– Check against delivery –
I have the honour to speak on the behalf of the EU and its Member States. The Candidate Countries Turkey, the Republic of North Macedonia*, Montenegro*, Serbia* and Albania*, the country of the Stabilisation and Association Process and potential candidate Bosnia and Herzegovina, as well as the Ukraine and Republic of Moldova, align themselves with this statement.
Before my statement, I would like to convey sincere condolences to the families that lost loved ones in the tragic plane crash outside Tehran yesterday morning.
The EU welcomes Vietnam's choice of topic for today's Open Debate in the Security Council, entering the 75th anniversary of the United Nations Charter by focusing on the very foundation and raison d'être of our cooperation, namely the upholding of the Charter to maintain international peace and security.
For almost three quarters of a century, the UN Charter has not only served as the legal basis of this organisation but also as an enduring symbol of multilateral cooperation and the rules-based international order. Written at the end of the darkest days in the history of mankind, the Charter represented new hope for the peoples of the United Nations.
The United Nations Charter is as relevant and important today as it was when first signed. We live in an interconnected and rapidly changing world, and upholding agreed rules and norms is the only starting point we have for handling increasingly complex challenges.
So let me start out by underlining that the UN Charter – and the multilateral cooperation that it has established - has been a remarkable success. There has been a clear decline in violence and in the type of inter-state conflicts, that the Charter was designed to handle. There is no need to question that multilateralism and international law works. It works for all of us: countries that have military might and economic dominance, and the countries that do not. We all benefit. The Charter serves us all.
At the same time, we must recognise that new types of threats are on the rise: hybrid warfare, foreign interference and violent extremism. And fundamental, global developments – climate change, changing demography and disruptive technology – will keep producing new kinds of challenges to peace and security. We have to continue finding ways to prevent and handle these challenges; developing, strengthening and reforming the multilateral system. Our only point of departure for tackling complex, interconnected, global challenges is multilateral cooperation that binds us all. The United Nations Charter is at the very core of that.

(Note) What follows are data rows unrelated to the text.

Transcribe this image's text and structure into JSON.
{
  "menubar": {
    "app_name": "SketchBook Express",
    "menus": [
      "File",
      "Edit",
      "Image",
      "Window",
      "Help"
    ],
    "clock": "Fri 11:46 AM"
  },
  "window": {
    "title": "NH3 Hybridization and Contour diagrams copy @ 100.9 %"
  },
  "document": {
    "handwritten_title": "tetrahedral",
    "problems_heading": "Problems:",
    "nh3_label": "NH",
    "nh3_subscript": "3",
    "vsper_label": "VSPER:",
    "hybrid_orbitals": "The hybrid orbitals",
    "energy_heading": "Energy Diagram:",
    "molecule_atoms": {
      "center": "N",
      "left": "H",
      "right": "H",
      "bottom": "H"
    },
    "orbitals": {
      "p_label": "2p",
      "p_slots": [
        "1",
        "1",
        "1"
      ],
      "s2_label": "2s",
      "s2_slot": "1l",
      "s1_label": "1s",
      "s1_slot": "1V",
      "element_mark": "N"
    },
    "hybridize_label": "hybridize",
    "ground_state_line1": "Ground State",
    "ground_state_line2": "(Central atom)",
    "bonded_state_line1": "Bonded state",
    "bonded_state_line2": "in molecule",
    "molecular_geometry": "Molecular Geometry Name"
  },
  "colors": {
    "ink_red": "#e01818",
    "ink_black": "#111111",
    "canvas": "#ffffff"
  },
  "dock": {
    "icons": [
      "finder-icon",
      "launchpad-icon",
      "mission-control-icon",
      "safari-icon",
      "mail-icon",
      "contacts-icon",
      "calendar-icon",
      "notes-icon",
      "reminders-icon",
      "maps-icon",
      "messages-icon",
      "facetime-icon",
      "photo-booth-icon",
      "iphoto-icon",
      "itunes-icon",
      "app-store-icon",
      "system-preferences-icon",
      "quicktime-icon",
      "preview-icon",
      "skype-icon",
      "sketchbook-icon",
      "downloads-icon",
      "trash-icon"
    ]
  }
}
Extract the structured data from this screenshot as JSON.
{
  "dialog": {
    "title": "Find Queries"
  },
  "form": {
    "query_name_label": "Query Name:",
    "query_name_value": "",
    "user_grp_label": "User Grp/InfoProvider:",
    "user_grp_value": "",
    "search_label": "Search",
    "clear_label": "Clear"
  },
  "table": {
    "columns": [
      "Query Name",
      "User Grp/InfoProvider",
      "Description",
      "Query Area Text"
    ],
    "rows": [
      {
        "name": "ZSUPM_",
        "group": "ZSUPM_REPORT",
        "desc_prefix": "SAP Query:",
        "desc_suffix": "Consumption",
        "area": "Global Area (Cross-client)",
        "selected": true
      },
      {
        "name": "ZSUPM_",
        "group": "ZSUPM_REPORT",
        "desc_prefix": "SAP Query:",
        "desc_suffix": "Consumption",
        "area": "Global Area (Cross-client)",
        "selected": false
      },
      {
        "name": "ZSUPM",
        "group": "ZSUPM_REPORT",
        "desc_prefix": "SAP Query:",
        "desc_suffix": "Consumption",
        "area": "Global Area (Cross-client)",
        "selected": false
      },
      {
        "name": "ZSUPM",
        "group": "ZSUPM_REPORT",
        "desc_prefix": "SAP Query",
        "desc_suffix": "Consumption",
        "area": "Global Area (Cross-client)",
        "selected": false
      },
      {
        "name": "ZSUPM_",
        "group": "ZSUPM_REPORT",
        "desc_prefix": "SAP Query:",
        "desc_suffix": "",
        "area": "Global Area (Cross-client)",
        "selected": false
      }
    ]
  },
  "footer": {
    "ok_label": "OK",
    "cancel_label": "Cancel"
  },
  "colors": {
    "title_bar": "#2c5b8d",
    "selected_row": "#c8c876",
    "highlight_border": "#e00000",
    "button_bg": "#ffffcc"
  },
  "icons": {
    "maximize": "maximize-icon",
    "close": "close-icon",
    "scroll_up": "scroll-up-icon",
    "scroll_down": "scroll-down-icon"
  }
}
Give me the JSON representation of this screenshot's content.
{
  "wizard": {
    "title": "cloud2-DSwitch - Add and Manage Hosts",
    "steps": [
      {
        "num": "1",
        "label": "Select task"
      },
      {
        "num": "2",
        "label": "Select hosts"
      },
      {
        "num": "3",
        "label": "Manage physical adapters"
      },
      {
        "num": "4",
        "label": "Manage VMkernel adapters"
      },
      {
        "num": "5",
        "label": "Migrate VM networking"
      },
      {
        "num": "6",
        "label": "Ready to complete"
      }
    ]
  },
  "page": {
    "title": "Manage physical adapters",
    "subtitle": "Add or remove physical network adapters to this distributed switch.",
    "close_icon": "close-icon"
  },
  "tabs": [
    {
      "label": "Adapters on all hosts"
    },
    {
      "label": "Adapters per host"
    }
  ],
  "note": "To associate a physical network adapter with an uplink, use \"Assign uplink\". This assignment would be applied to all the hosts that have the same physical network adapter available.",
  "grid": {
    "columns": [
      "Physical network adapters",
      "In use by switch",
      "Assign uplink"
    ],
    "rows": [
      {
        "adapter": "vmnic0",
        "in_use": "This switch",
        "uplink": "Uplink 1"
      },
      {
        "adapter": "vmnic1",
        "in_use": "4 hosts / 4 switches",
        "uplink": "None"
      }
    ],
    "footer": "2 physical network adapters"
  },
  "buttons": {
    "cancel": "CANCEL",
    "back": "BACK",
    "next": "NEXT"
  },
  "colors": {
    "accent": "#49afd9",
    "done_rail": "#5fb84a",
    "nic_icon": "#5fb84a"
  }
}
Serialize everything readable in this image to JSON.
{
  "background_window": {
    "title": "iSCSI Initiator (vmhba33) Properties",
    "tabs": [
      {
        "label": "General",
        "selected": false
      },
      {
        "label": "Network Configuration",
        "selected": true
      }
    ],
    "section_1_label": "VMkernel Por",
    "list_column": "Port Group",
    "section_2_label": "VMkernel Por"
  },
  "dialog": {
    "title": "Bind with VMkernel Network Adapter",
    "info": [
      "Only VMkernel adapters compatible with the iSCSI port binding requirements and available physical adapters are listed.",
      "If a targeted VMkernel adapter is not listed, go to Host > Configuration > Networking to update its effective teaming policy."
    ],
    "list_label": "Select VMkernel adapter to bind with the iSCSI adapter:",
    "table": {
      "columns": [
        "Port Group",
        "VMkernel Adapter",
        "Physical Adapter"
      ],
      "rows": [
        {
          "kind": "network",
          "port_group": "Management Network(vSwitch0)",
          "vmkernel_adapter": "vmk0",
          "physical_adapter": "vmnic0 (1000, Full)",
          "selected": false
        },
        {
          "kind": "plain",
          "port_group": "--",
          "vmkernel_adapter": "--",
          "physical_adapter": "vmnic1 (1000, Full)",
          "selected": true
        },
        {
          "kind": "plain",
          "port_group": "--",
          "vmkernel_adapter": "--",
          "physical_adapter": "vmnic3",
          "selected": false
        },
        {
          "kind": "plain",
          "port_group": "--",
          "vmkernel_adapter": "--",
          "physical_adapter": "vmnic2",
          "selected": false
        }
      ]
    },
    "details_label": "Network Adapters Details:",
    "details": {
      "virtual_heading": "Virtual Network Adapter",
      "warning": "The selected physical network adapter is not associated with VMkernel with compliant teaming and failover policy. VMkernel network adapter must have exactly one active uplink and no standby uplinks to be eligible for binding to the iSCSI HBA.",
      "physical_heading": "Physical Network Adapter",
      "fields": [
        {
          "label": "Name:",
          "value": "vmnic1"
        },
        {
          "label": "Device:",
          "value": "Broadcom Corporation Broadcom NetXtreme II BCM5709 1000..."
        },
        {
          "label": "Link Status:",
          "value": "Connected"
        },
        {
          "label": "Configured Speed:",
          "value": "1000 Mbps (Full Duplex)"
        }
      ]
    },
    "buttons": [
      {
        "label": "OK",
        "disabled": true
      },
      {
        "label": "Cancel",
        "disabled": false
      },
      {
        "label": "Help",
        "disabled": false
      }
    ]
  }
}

While we live in an era of unprecedented quantity and range of multilateral structures, the multilateral system is also increasingly being challenged. New competition and tensions are undermining the multilateral system. Widely accepted treaties and agreements seem to be put into question. It has been argued that this is the result of a shift of power, and the seemingly powerlessness of multilateralism in the face of modern challenges. That the legitimacy of the multilateral system is vanishing, and that the ideals it represents are out of date.
But let's base our discussion here today on facts. Side-lining the multilateral system and returning to the rules that pre-date the UN Charter would bring us back to a situation that we – not least us Europeans – know all too well: chaos and violence. Because power is not a zero-sum game, and respect for the international, rules-based system, is in everybody's best interests.
The unfolding escalation in the Middle East is an extremely serious case in point. It could jeopardize regional security and strengthen global terrorism. The EU is deeply concerned about the latest increase of violent confrontations in Iraq, and underlines the need for de-escalation and dialogue – and for respecting Iraqi sovereignty. The only way forward is a regional political solution in line with international law. In this context, the EU attaches great importance to preserving the Joint Comprehensive Plan of Action (JCPoA) and to its full implementation. It is a fundamental element of the global nuclear non-proliferation architecture and crucial for the security of the region and of the world.
At the same time, in a fractured world, it is essential that all member states allow the UN to play its role as a platform for dialogue. That is the basis for peaceful de-escalation of tensions that can run out of hand and become new armed and deadly conflicts.
The message of the new leadership of the European Union is clear: the EU is, and will continue to be, a guardian of multilateralism, standing up for the rules-based international order, including the protection of human rights, with the United Nations and its Charter at its core. The EU will continue to support the institutions that have served us so well and the rules and norms that have laid the foundation for the progress we have seen and benefitted from over the past 75 years.
To uphold the multilateral system and the respect for the UN Charter is not only in the interest of all member states, it is also the responsibility of all member states. This year's commemoration shall be a unique opportunity to explore how we collectively can build on these achievements to shape the 'Future we want, the UN we need'. The EU and its Members are, and will remain, a key partner in this endeavour, as a cooperative global power voice that consistently puts cooperation over confrontation and multilateralism over isolationism, that sticks to its commitments and willingly helps others stick to theirs.
* The Republic of North Macedonia, Montenegro, Serbia and Albania continue to be part of the Stabilisation and Association Process.